ChemPoint - Economics of Channel Strategy

The Chemical Industry is changing. Global competition, emerging markets, demand uncertainty and increasing costs are affecting your business more than ever. During these times, there is an even greater need to focus on profitability. This requires innovation, marketing and execution. To focus on these key drivers, you must eliminate complexity and allocate resources to meet key-customer needs. The right channel strategy can help eliminate noise from small customers, reduce complexity costs and thus improve profitability.


Before examining the economics of the most common channel options, it is important to understand the small customer segment by exploring a typical example within the specialty chemical segment. The "A" customer segment typically represents the top 20% of customers and 80% of the total sales. Meanwhile, the "B" customer segment is the next 40% of customers and 15% of sales. Finally, the small or "C" customer segment typically represents the last 50% of customers and 5% of sales.


A typical specialty chemical product line has 500 customers, $100 Million in revenue, 25% margin and 4500 transactions. The "C" customer segments typically has a higher margin but it doesn't always tell the whole story. To calculate the actual profit, the variable costs or "cost-to-serve" must be taken into consideration and is typically estimated at $500.


Consider the advantages and disadvantages of the common options to serve small customers. The 4 most common channel options are regional distribution, national distribution, direct inside sales and direct outside sales.


Using a director outside sales channel leads to a 10% profit for the “C” customer segment. 10% is still not bad and this segment is profitable. But if a customer places an order for $2,000 then you are losing money. 1 out of 3 small customers will place an order for less than $2,000. However, this channel strategy has profitability potential with aggressive business rules such as higher minimum order quantities, tier pricing discipline, made to order SKUs, lengthened lead times, etc. in order to reduce costs.



Using a director inside sales approach actually causes expenses to go up. The order fulfillment, supply chain and back office costs still remain. And in many instances, the SG&A savings is offset by the additional expenses related to process development, technology and employee training and retention.

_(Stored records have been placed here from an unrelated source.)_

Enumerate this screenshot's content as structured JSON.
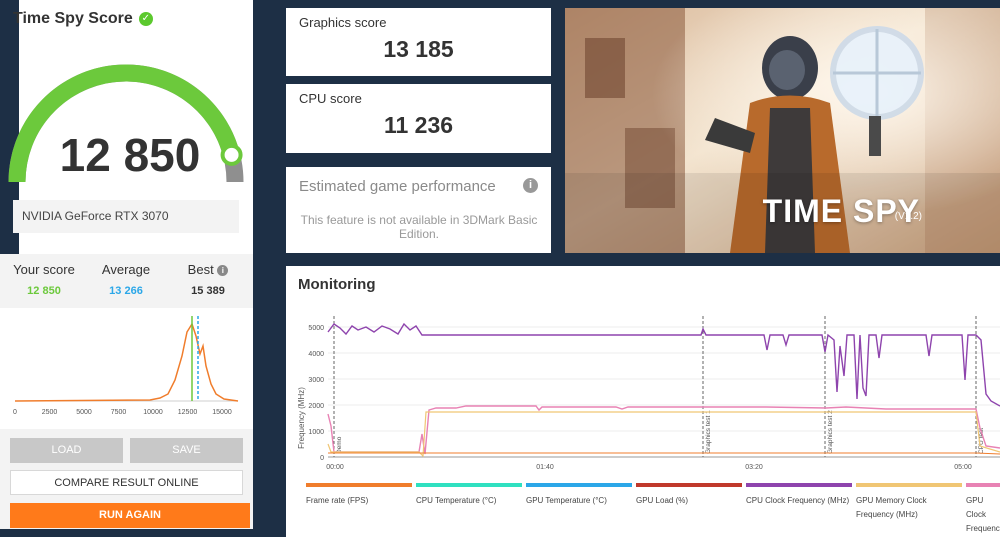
{
  "score_card": {
    "title": "Time Spy Score",
    "score": "12 850",
    "gpu": "NVIDIA GeForce RTX 3070",
    "gauge_fraction": 0.92
  },
  "comparison": {
    "your_score_label": "Your score",
    "your_score_value": "12 850",
    "average_label": "Average",
    "average_value": "13 266",
    "best_label": "Best",
    "best_value": "15 389"
  },
  "distribution": {
    "x_ticks": [
      "0",
      "2500",
      "5000",
      "7500",
      "10000",
      "12500",
      "15000"
    ]
  },
  "buttons": {
    "load": "LOAD",
    "save": "SAVE",
    "compare": "COMPARE RESULT ONLINE",
    "run_again": "RUN AGAIN"
  },
  "graphics": {
    "label": "Graphics score",
    "value": "13 185"
  },
  "cpu": {
    "label": "CPU score",
    "value": "11 236"
  },
  "estimated": {
    "title": "Estimated game performance",
    "text": "This feature is not available in 3DMark Basic Edition."
  },
  "banner": {
    "title": "TIME SPY",
    "version": "(V1.2)"
  },
  "monitoring": {
    "title": "Monitoring",
    "y_axis_label": "Frequency (MHz)",
    "y_ticks": [
      "5000",
      "4000",
      "3000",
      "2000",
      "1000",
      "0"
    ],
    "x_ticks": [
      "00:00",
      "01:40",
      "03:20",
      "05:00"
    ],
    "markers": [
      "Demo",
      "Graphics test 1",
      "Graphics test 2",
      "CPU test"
    ],
    "legend": [
      {
        "label": "Frame rate (FPS)",
        "color": "#f07d2c"
      },
      {
        "label": "CPU Temperature (°C)",
        "color": "#2fe0c0"
      },
      {
        "label": "GPU Temperature (°C)",
        "color": "#2ba7e8"
      },
      {
        "label": "GPU Load (%)",
        "color": "#c0392b"
      },
      {
        "label": "CPU Clock Frequency (MHz)",
        "color": "#8e44ad"
      },
      {
        "label": "GPU Memory Clock Frequency (MHz)",
        "color": "#f0c674"
      },
      {
        "label": "GPU Clock Frequency",
        "color": "#e882b4"
      }
    ]
  },
  "colors": {
    "accent_green": "#6cc93c",
    "accent_blue": "#2ba7e8",
    "orange": "#ff7a1a"
  }
}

This option has higher profit potential assuming:

  • Invest in your people, provide leadership and create a career path
  • Implement technology to support business process and improve productivity
  • Implement business rules to further reduce variable costs
  • Improve all account raw margins above 20%.


In this option the expenses have dramatically reduced, but there are other inherent costs. Highly complex relationships with many regional distributors require a large number of resources to provide direction, create transparency and manage relationship. Costs will increase significantly as this will inevitably lead to a duplication of efforts and resources.



This option has very high profitability potential assuming:

  • The distributor is externally focused to meet key supplier and customer needs
  • There is a partnership that encourages joint strategy efforts and information exchange
  • There is an exclusive relationship that will drive product focus and market development
  • The distributor reduces complexity to allow you to innovate, cut costs and redeploy resources
So, which channel strategy will return the highest profitability for small accounts? It depends. Choose the option that best meets your needs. But, before you decide...



In addition to the decline in costs, consider the potential profitability gain from utilizing a partner that will provide Joint Strategy Execution, Product Line Focus, Customer Transparency and Market Development. The need for profitability growth and simplicity has led to a new distribution option.